I can’t imagine a more perfect metaphor for life in your sixties. You’ve earned every bit of progress along the yellow brick road with the ones you love at your side. You can see the trees before you on the path you’ve chosen. But collectively the tall, sturdy and majestic trees form a dense forest. It’s often beautiful. Sometimes daunting. It can cloud your ability to know what’s coming next. Without notice, you find yourself fending off all sorts of maladies. Cardio and Dermo and Gastro, Oh My!

Quickly, you discover how important it is to build trusting relationships with crackerjack doctors and specialists. In my case, this happened in a new city. I still remember the first step. Tom and I had just left St. Louis in July 2017. While he drove us to our new home in Arizona, I sat on the passenger side with two fresh stents in the left side of my heart and a brand new cell phone in my right hand.  From somewhere in Oklahoma, I was calling potential cardiologists in Scottsdale, Arizona. Searching to find the right person to help me recover from a mild heart attack.

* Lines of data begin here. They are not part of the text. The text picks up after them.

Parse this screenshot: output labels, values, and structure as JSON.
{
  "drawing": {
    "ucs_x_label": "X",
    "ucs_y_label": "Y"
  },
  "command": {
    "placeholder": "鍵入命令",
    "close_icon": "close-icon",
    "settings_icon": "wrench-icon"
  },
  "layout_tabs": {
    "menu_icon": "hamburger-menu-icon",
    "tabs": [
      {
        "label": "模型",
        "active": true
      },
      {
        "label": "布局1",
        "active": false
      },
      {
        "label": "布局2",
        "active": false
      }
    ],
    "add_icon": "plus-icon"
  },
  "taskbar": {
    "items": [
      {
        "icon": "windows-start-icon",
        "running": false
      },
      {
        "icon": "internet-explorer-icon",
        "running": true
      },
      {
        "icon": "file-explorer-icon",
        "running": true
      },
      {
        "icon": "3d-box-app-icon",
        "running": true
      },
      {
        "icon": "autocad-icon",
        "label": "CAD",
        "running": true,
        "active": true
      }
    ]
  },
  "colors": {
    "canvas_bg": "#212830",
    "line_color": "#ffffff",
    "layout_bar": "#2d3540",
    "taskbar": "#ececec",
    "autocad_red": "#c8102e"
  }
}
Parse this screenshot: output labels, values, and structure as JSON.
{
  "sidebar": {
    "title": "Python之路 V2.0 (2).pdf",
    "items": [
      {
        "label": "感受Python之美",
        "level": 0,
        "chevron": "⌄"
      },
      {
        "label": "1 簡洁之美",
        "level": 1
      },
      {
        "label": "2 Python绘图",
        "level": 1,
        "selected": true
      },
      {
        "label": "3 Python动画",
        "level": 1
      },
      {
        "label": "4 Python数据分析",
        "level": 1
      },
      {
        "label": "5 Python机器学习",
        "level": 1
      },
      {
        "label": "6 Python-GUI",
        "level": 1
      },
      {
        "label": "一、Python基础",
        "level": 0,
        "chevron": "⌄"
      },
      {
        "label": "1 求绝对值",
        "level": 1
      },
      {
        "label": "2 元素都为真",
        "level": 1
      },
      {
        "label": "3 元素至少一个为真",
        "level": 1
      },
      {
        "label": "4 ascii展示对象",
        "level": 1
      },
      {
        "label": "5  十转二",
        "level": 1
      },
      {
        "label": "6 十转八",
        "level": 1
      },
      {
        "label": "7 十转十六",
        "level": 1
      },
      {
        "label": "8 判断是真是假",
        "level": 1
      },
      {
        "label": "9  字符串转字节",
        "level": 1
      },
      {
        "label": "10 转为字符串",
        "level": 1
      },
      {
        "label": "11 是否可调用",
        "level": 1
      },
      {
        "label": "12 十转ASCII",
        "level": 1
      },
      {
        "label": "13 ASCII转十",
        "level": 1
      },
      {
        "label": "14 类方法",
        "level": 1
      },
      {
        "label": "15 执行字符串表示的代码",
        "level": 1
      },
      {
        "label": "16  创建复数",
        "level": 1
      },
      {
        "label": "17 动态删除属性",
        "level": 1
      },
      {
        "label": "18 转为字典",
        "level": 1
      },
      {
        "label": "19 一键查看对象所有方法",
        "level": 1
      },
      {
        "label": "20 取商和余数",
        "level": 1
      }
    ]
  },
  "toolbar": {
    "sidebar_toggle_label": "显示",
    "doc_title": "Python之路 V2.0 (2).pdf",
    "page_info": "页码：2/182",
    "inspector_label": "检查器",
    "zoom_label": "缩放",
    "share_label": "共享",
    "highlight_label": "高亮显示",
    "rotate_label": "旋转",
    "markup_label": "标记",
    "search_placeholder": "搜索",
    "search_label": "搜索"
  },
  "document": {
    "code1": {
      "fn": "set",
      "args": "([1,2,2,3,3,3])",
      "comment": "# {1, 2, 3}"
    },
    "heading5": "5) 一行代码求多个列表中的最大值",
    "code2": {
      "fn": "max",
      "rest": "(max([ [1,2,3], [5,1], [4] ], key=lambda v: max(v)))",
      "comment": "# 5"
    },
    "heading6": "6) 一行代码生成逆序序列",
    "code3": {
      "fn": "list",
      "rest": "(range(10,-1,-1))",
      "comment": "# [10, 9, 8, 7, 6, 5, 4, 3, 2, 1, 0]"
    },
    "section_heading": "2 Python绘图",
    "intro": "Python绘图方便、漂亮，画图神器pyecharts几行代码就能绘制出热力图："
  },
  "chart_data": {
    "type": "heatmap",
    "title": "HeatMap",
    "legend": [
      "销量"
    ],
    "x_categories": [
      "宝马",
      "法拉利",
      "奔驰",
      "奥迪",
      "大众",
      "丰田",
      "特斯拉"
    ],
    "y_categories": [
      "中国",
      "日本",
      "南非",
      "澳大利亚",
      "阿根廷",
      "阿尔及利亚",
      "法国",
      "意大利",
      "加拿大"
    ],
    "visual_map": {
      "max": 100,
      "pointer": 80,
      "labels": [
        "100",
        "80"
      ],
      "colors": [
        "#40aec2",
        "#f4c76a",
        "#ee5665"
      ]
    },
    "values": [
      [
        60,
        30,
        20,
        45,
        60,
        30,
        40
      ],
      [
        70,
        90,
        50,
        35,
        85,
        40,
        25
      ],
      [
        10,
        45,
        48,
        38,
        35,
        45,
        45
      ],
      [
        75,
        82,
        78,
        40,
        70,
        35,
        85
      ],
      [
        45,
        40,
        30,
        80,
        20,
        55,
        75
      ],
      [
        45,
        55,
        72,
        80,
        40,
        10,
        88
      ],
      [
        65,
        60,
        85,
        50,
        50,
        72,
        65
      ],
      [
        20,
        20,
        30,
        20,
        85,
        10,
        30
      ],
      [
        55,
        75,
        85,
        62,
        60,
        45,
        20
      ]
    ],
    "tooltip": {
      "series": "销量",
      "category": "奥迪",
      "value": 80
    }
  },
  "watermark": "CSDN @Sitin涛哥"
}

That was just the beginning. Eventually, I found the right guy. He was covered under my new insurance plan through the Affordable Care Act (thank you, Barack Obama). I see him (not Barack … my cardiologist) and my primary care doctor every six months.

But I don’t like playing favorites. Since then, I’ve also found a dentist, ophthalmologist, dermatologist and gastroenterologist to round out my preventive healthcare SWAT team, poke me in uncomfortable ways on a frequent basis, and brighten my days. I believe they are all doing their best to keep me healthy for another day. Another year. Hopefully two or three more decades of moving down the yellow brick road in Scottsdale.

You can see why I identify with Dorothy’s dilemma. Of course, I try to relax, remain optimistic and mindful in the face of a family history of heart disease and the latest colonoscopy results. That’s why, beyond the positive effects of my regular exercise routine (walking, hiking, treadmill, stationary bike, elliptical, swimming) Tom and I participate in a “gentle yoga” class every Friday morning.

This morning, when I approached the mirror on the wall in the room at the Scottsdale Senior Center where the yoga magic happens, I saw two familiar faces on either side. Nancy, one of my new Scottsdale friends, on the left. Tom, my husband, on the right.

We each stretched our muscles. We assumed our tree poses. We did our best to stand tall in the unknown forest. To find our edge against all odds. To push our limits without wavering on the yellow brick road of life.